# [MATERIAL TO PROCESS]
----------

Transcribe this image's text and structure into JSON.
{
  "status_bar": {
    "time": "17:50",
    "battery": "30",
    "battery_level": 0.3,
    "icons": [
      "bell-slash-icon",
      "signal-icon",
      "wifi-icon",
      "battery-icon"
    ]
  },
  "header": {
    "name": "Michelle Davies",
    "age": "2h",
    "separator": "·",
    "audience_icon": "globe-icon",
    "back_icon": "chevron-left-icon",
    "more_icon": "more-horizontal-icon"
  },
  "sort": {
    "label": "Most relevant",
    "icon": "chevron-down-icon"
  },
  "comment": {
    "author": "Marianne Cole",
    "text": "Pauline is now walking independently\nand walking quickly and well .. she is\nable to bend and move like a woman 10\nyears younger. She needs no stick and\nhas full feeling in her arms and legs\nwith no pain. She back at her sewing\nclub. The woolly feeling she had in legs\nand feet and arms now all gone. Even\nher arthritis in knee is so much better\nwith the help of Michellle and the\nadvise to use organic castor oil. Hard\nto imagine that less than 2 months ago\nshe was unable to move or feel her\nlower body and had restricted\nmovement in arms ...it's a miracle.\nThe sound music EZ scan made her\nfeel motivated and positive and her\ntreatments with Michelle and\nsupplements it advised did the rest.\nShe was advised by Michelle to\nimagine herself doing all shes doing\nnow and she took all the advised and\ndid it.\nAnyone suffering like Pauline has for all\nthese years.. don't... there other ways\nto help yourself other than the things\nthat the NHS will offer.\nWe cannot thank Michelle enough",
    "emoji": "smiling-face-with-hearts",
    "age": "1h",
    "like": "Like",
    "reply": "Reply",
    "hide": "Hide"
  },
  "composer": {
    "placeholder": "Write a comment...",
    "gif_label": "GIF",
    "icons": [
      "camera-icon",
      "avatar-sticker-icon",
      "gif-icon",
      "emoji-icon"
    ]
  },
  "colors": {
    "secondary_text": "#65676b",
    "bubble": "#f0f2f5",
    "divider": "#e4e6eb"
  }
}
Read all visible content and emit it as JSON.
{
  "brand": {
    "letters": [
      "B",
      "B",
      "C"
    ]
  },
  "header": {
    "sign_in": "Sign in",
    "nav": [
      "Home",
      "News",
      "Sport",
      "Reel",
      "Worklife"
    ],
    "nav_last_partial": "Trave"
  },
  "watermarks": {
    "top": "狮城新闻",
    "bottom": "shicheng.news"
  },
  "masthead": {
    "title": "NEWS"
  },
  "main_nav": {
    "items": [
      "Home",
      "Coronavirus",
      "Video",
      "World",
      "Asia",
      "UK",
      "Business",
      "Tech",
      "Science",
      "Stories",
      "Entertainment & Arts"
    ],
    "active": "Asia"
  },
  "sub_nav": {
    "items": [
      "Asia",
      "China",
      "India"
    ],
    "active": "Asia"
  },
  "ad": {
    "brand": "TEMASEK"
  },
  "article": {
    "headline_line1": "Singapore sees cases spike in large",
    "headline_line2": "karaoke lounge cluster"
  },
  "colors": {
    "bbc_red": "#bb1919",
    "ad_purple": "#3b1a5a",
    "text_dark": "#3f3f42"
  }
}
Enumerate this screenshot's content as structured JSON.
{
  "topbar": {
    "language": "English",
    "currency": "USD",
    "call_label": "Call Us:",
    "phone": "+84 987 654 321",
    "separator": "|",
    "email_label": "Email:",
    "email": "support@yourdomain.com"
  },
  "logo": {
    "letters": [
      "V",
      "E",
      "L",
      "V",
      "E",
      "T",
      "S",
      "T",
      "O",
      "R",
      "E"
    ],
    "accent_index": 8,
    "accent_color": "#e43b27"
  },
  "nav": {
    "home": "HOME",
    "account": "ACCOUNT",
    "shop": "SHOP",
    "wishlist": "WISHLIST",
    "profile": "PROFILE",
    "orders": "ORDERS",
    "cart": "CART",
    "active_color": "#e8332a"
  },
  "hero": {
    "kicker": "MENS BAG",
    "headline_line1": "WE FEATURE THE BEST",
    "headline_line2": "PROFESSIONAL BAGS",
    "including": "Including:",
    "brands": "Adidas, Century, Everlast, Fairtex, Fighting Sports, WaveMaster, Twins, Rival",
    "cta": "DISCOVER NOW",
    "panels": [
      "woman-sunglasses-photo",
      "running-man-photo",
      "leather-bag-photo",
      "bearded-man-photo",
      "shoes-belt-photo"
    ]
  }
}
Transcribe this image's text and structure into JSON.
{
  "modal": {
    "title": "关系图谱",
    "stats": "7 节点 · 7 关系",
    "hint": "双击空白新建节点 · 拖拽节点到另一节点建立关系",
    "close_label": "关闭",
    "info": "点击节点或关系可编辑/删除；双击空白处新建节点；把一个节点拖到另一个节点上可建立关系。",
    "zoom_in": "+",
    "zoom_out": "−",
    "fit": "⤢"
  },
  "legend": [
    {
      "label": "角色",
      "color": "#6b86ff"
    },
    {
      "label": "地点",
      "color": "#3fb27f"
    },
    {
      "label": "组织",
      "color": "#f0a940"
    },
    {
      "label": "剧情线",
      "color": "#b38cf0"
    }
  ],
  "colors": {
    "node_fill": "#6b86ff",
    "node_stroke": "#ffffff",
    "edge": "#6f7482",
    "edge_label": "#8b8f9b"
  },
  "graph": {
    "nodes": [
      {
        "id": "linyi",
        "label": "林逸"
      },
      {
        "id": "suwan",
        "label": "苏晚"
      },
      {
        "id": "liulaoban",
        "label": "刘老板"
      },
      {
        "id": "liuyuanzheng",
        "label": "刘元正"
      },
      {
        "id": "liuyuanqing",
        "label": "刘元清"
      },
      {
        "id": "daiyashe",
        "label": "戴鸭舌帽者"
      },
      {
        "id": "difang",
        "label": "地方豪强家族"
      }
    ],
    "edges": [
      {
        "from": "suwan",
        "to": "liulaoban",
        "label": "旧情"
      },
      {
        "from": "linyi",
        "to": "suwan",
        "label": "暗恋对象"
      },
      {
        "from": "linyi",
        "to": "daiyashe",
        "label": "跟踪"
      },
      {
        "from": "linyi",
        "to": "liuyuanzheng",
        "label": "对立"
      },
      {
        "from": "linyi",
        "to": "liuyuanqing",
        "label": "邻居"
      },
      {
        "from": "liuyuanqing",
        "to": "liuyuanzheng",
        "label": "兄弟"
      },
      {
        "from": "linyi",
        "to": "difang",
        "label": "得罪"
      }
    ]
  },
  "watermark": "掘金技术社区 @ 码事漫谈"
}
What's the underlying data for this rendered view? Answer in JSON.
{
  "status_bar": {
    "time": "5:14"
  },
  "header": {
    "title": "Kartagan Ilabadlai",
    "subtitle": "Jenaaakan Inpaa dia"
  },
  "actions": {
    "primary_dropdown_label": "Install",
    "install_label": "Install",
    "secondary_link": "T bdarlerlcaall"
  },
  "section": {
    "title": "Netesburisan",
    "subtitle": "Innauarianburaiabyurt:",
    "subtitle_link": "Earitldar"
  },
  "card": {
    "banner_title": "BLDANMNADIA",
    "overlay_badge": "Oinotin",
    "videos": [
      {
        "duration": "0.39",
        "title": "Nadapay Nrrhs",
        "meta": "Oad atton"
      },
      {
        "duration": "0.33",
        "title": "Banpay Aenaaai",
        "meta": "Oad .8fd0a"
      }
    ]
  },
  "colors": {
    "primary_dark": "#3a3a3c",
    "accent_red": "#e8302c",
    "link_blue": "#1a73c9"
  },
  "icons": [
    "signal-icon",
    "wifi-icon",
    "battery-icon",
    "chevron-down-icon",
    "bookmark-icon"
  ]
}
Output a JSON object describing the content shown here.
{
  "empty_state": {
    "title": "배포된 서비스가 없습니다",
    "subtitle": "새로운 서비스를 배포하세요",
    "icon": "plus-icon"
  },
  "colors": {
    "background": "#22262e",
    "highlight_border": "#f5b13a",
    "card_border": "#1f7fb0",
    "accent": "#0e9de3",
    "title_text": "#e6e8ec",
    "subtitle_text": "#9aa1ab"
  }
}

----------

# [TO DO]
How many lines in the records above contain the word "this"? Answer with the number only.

# [EXERCISE RESULT]
4